That reminds me actually, the very aptly named Contre-Attaque single 'Save The World' was a recent charity-release supporting #BLM charities, and a very special one for us. He was extremely passionate about doing something to help raise awareness and support the cause, and he said he would match any sales himself to double up the donation. That track is really unique and inspirational, and a previous mix of it was released on 'SYNTHAID 2018: Armageddon', so it's also helped to raise money for the environment too. Having the opportunity to give something back during these crazy times is a wonderful thing.



BONES: As you know, it's all about consistency in producing quality content and it can be hard to keep that throughput up when you've got demanding full-time jobs, but we're confident we can keep delivering and building on our success. One thing's for certain, the appetite for well-produced, dynamic, Electro music is stronger than ever.


Who are your personal influences in music today? Who did you listen to when you were growing up?


BONES: It's gonna sound a bit narcissistic, but our artists. They never fail to surprise us with new material, trying new things, and they're always driven to push themselves and bring in new ideas and techniques. That keeps things fresh for us and means we don't worry too much about what the scene is or isn't doing. For me Metal was a big influence and Thrash Metal cassettes were on regular rotation on my Walkman throughout my teen years. Then I started exploring what Techno was all about, understanding the art of mixing breaks and having a constant rhythm or groove, this coincided with me going out clubbing in the

late 90's, when you could argue the House and Techno scenes peaked, and the foundation was laid. I s'pose that started with the likes of Daft Punk, The Prodigy and The Chemical Brothers, but then I continued to delve into the French scene with artists like Alan Braxe, Fred Falke, the Ed Banger guys, and of course Justice. There was just something about the 'French Touch' sound which encapsulated all the cooler slightly kitsch elements of Pop I'd heard growing up. That inevitably led me to finding Kavinsky back in the MySpace days (remember that kids?). For the first time you had this network of cool like-minded people you could interact with and see their own likes and influences. That's where I discovered the Valerie Collective and the & Friends compilation, and it's just gone on from there.



JONNY: Yeah I totally agree when he says our own artists. You live and breathe their music, it's just part of the process of running a label. I listen to each album we release A LOT, and the better the release, the more you enjoy listening over and over. I've lost count of how many times I've listened to some of them. I've been listening to Synthwave almost exclusively over the last 3 years, I just don't have much interest in anything else. Maybe I had a short period of a few weeks during that entire time where I felt a bit washed out with it, but then working on fresh new label releases always draws you back in and that passion for the genre comes back again, sort of like a snake shedding its skin.


I tend to have certain artists or albums that go on and off my heavy rotation.

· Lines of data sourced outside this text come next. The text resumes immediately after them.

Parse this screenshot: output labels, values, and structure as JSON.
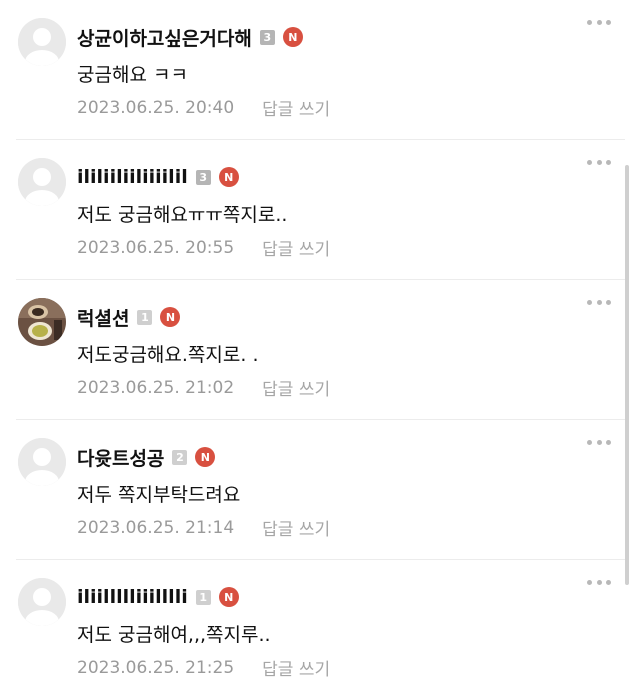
{
  "comments": [
    {
      "author": "상균이하고싶은거다해",
      "level": "3",
      "new_badge": "N",
      "text": "궁금해요 ㅋㅋ",
      "date": "2023.06.25. 20:40",
      "reply": "답글 쓰기"
    },
    {
      "author": "ililiiliiliiiilil",
      "level": "3",
      "new_badge": "N",
      "text": "저도 궁금해요ㅠㅠ쪽지로..",
      "date": "2023.06.25. 20:55",
      "reply": "답글 쓰기"
    },
    {
      "author": "럭셜션",
      "level": "1",
      "new_badge": "N",
      "text": "저도궁금해요.쪽지로. .",
      "date": "2023.06.25. 21:02",
      "reply": "답글 쓰기"
    },
    {
      "author": "다윳트성공",
      "level": "2",
      "new_badge": "N",
      "text": "저두 쪽지부탁드려요",
      "date": "2023.06.25. 21:14",
      "reply": "답글 쓰기"
    },
    {
      "author": "iliillllliiilllli",
      "level": "1",
      "new_badge": "N",
      "text": "저도 궁금해여,,,쪽지루..",
      "date": "2023.06.25. 21:25",
      "reply": "답글 쓰기"
    }
  ],
  "icons": {
    "avatar_default": "person-silhouette-icon",
    "avatar_photo": "food-photo-avatar",
    "more": "more-dots-icon"
  },
  "colors": {
    "new_badge": "#d85040",
    "level_badge": "#b5b5b5",
    "meta_text": "#9a9a9a",
    "divider": "#ececec"
  }
}
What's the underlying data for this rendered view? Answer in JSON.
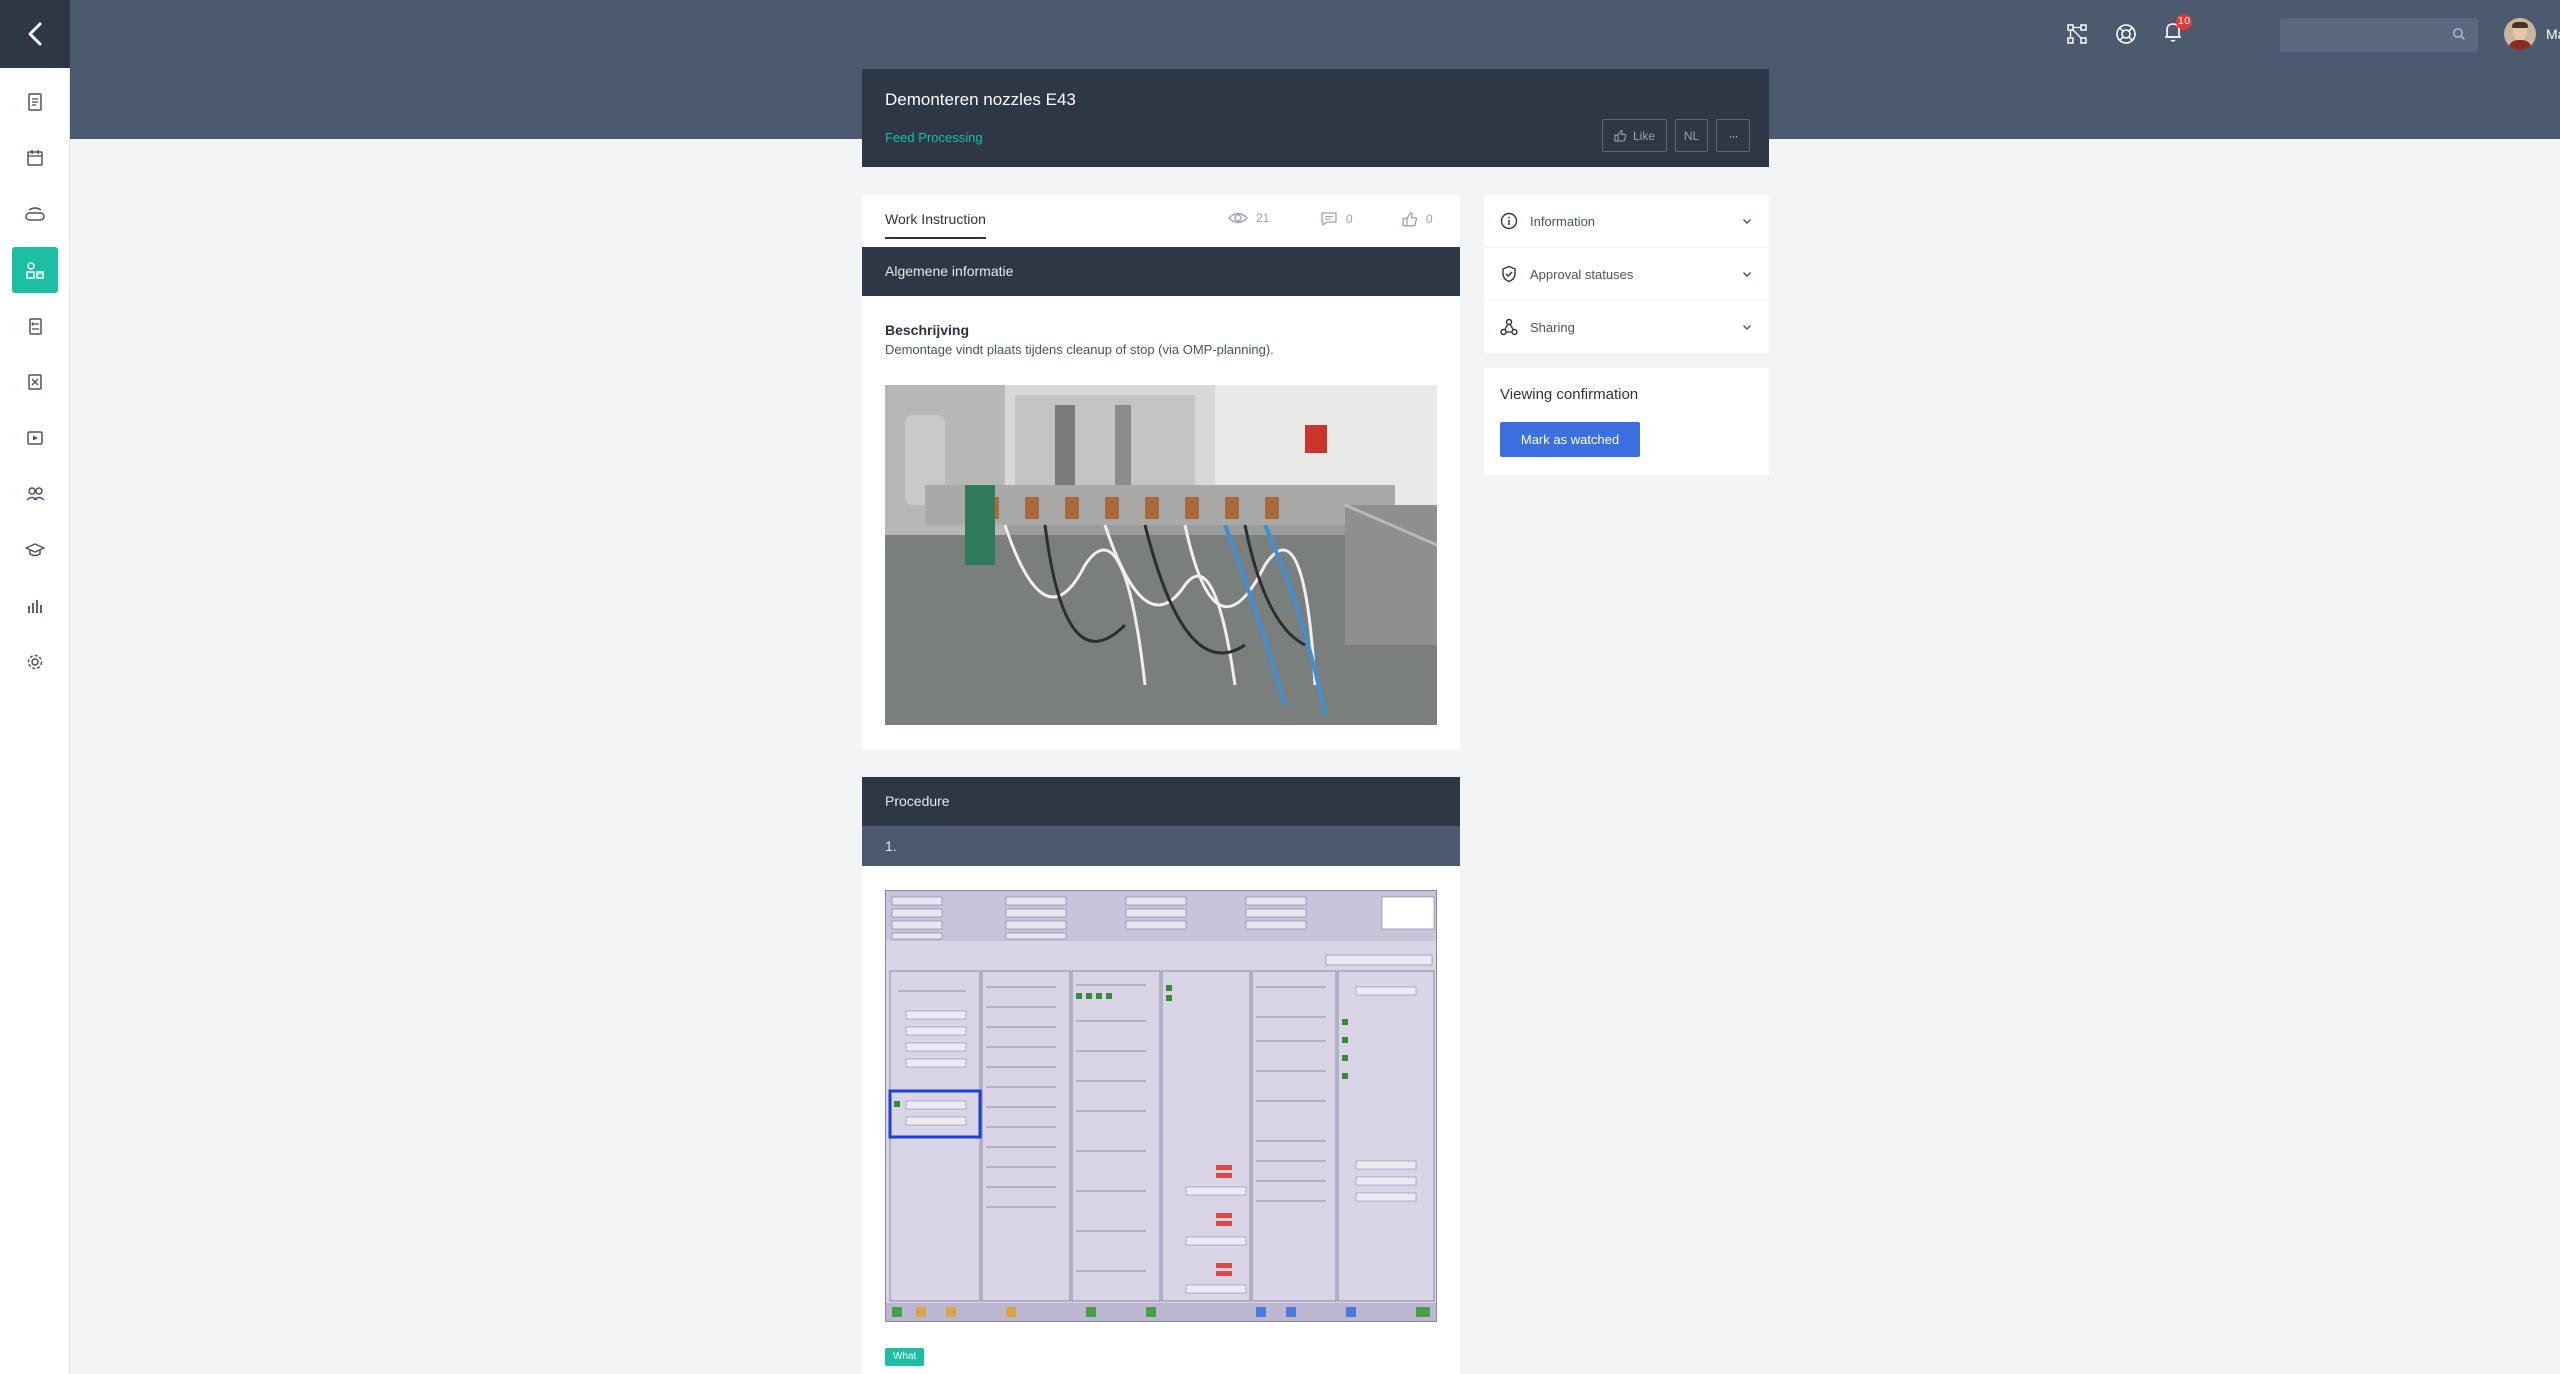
{
  "header": {
    "notifications_count": "10",
    "search_placeholder": "",
    "user_name": "Mandy"
  },
  "document": {
    "title": "Demonteren nozzles E43",
    "category": "Feed Processing",
    "like_label": "Like",
    "language_label": "NL",
    "more_label": "···"
  },
  "tabs": {
    "active_label": "Work Instruction",
    "views": "21",
    "comments": "0",
    "likes": "0"
  },
  "general": {
    "section_title": "Algemene informatie",
    "description_label": "Beschrijving",
    "description_text": "Demontage vindt plaats tijdens cleanup of stop (via OMP-planning)."
  },
  "procedure": {
    "section_title": "Procedure",
    "step_label": "1.",
    "tag": "What"
  },
  "sidebar_right": {
    "information": "Information",
    "approval": "Approval statuses",
    "sharing": "Sharing",
    "confirmation_title": "Viewing confirmation",
    "mark_button": "Mark as watched"
  },
  "nav": {
    "icons": [
      "back-icon",
      "document-icon",
      "calendar-icon",
      "conveyor-icon",
      "grid-icon",
      "clipboard-icon",
      "task-icon",
      "video-icon",
      "group-icon",
      "graduation-icon",
      "bar-chart-icon",
      "gear-icon"
    ],
    "active_index": 3
  },
  "colors": {
    "sidebar_active": "#1cbfa2",
    "header_bg": "#4c5a70",
    "dark_panel": "#2d3746",
    "primary_button": "#3b6fe0",
    "category_text": "#1cbfa2"
  }
}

Perturbator, Carpenter Brut, Dan Terminus, Mitch Murder, HUBRID, KING STEPHEN, Level -1, Master Boot Record, Peter Zimmerman, Vampire Step-Dad and Vulta, to name-drop a few of my all-time favourites. I love Dark Synthwave and Cyberpunk, but I've always got time for Mitch and Zimmerman as they're both such incredibly talented all-round musicians. There are of course many other artists that I appreciate in this scene but we'd be here all night if I mentioned them all.



In terms of growing up, my first significant memories are of late 80's Pop Music. Madonna, Bryan Adams and Whitney Houston were all superstars back then. I'd make mix-tapes by recording the UK top 40 chart off the radio. Those tapes were formatted a bit like my own personal radio show, talking stupid shit with my pals between tracks, making silly noises, goofing around and other juvenile stuff like that. As I